Email

Git saves your email address into the commits you make. We use the email address to associate your commits with your GitHub account.

git config --global user.email "your_email@example.com"
# Sets the default email for git to use when you commit

Your email address for Git should be the same one associated with your GitHub account. If it is not, see this guide for help adding additional emails to your GitHub account. If you want to keep your email address hidden, this guide may be useful to you.

Overriding settings in individual repos

The steps listed above show you how to set your user info globally. This means that no matter which repository you work in on your computer, you'll be making commits as that user.
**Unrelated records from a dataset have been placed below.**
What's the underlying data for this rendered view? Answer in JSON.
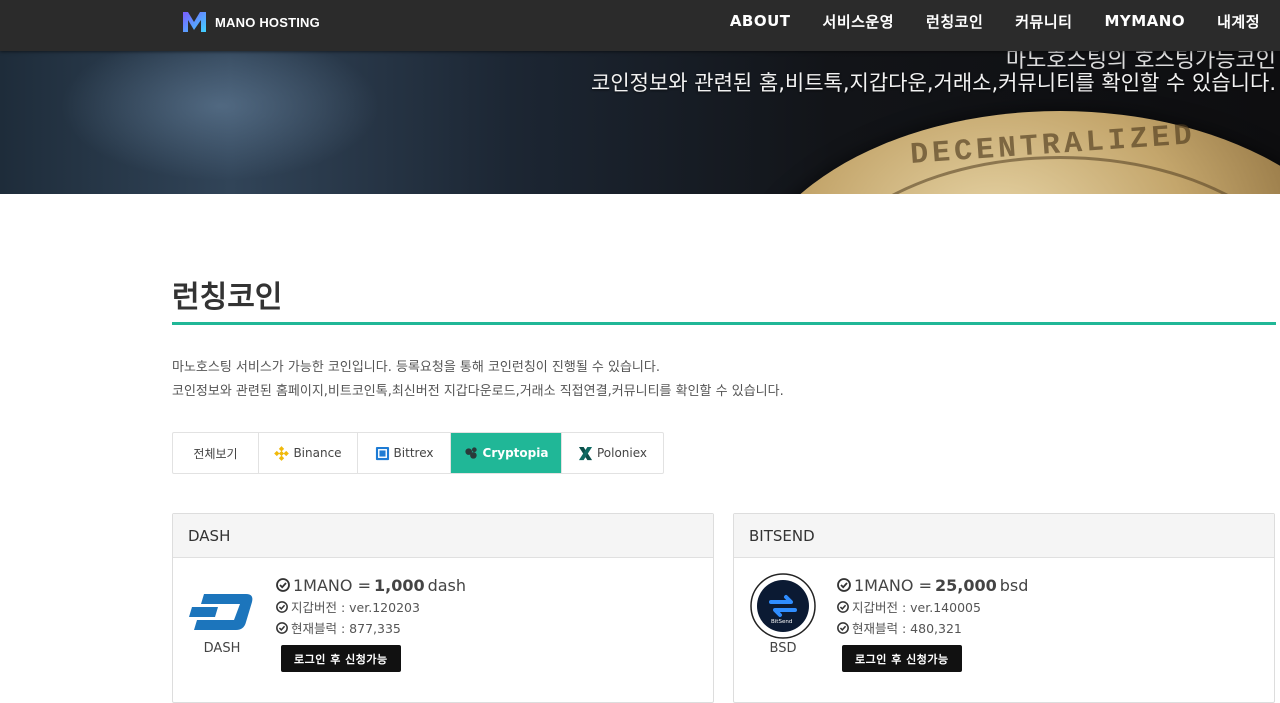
{
  "brand": {
    "name": "MANO HOSTING"
  },
  "nav": {
    "items": [
      "ABOUT",
      "서비스운영",
      "런칭코인",
      "커뮤니티",
      "MYMANO",
      "내계정"
    ]
  },
  "hero": {
    "line1": "마노호스팅의 호스팅가능코인",
    "line2": "코인정보와 관련된 홈,비트톡,지갑다운,거래소,커뮤니티를 확인할 수 있습니다.",
    "coin_text": "DECENTRALIZED"
  },
  "page": {
    "title": "런칭코인",
    "desc_line1": "마노호스팅 서비스가 가능한 코인입니다. 등록요청을 통해 코인런칭이 진행될 수 있습니다.",
    "desc_line2": "코인정보와 관련된 홈페이지,비트코인톡,최신버전 지갑다운로드,거래소 직접연결,커뮤니티를 확인할 수 있습니다."
  },
  "tabs": [
    {
      "label": "전체보기",
      "icon": "none"
    },
    {
      "label": "Binance",
      "icon": "binance-icon"
    },
    {
      "label": "Bittrex",
      "icon": "bittrex-icon"
    },
    {
      "label": "Cryptopia",
      "icon": "cryptopia-icon",
      "active": true
    },
    {
      "label": "Poloniex",
      "icon": "poloniex-icon"
    }
  ],
  "cards": [
    {
      "header": "DASH",
      "symbol": "DASH",
      "rate_prefix": "1MANO =",
      "rate_value": "1,000",
      "rate_unit": "dash",
      "wallet": "지갑버전 : ver.120203",
      "block": "현재블럭 : 877,335",
      "button": "로그인 후 신청가능"
    },
    {
      "header": "BITSEND",
      "symbol": "BSD",
      "logo_text": "BitSend",
      "rate_prefix": "1MANO =",
      "rate_value": "25,000",
      "rate_unit": "bsd",
      "wallet": "지갑버전 : ver.140005",
      "block": "현재블럭 : 480,321",
      "button": "로그인 후 신청가능"
    }
  ],
  "colors": {
    "accent": "#20b797",
    "nav_bg": "#2b2b2b",
    "button_bg": "#111111"
  }
}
If you find yourself needing to make commits with different user info for a specific repository (perhaps for work vs. personal projects), you will have to change the info in that repository itself.

cd my_other_repo
# Changes the working directory to the repository you need to switch info for
git config user.name "Different Name"
# Sets the user's name for this specific repository
git config user.email "differentemail@email.com"
# Sets the user's email for this specific repository

Now your commits will be "blamed" on (associated with) the new user name and email whenever working in the specified repository.

Password caching

The last option we need to set will tell git that you don't want to type your username and password every time you talk to a remote server.

Tip: You need git 1.7.10 or newer to use the credential helper

To use this option, you need to install the osxkeychain credential helper and tell git to use it.

There is a chance you already have the osxkeychain helper, depending on if you installed git using homebrew or if you have the latest git version.

You can verify this by trying to run it:

git credential-osxkeychain
# Test for the cred helper
# Usage: git credential-osxkeychain <get|store|erase>

If you do not have the helper, you can download it with curl:

git credential-osxkeychain
# Test for the cred helper
# git: 'credential-osxkeychain' is not a git command. See 'git --help'.

curl -s -O \
  https://github-media-downloads.s3.amazonaws.com/osx/git-credential-osxkeychain
# Download the helper

chmod u+x git-credential-osxkeychain
# Fix the permissions on the file so it can be run

Now you need to install the helper into the same directory where Git itself is installed.

sudo mv git-credential-osxkeychain \
  "$(dirname $(which git))/git-credential-osxkeychain"
# Move the helper to the path where git is installed
# Password: [enter your password]

To tell git to use osxkeychain, simply set the global git config:

git config --global credential.helper osxkeychain
# Set git to use the osxkeychain credential helper

The next time you clone an HTTPS URL that requires a password you will be prompted for your username and password, and to grant access to the OSX keychain. After you've done this, the username and password are stored in your keychain and you won't be required to type them in to git again.

To use this option, you need install a credential helper.

GitHub for Windows includes this helper, and provides a git shell so you don't need to install and configure git manually.

To use this option, you need to turn on the credential helper so that git will save your password in memory for some time:

git config --global credential.helper cache
# Set git to use the credential memory cache

By default git will cache your password for 15 minutes. You can change this if you like.

git config --global credential.helper 'cache --timeout=3600'
# Set the cache to timeout after 1 hour (setting is in seconds)

To use this option, you need to turn on the credential helper so that git will save your password in memory for some time:

git config --global credential.helper cache
# Set git to use the credential memory cache

By default git will cache your password for 15 minutes. You can change this if you like.

git config --global credential.helper 'cache --timeout=3600'
# Set the cache to timeout after 1 hour (setting is in seconds)

Tip: The credential helper only works when you clone an HTTPS repository URL. If you use the SSH repository URL instead, SSH keys are used for authentication. This guide offers help generating and using an SSH key pair.

Celebrate

Congratulations, you now have Git and GitHub all set up! What do you want to do next?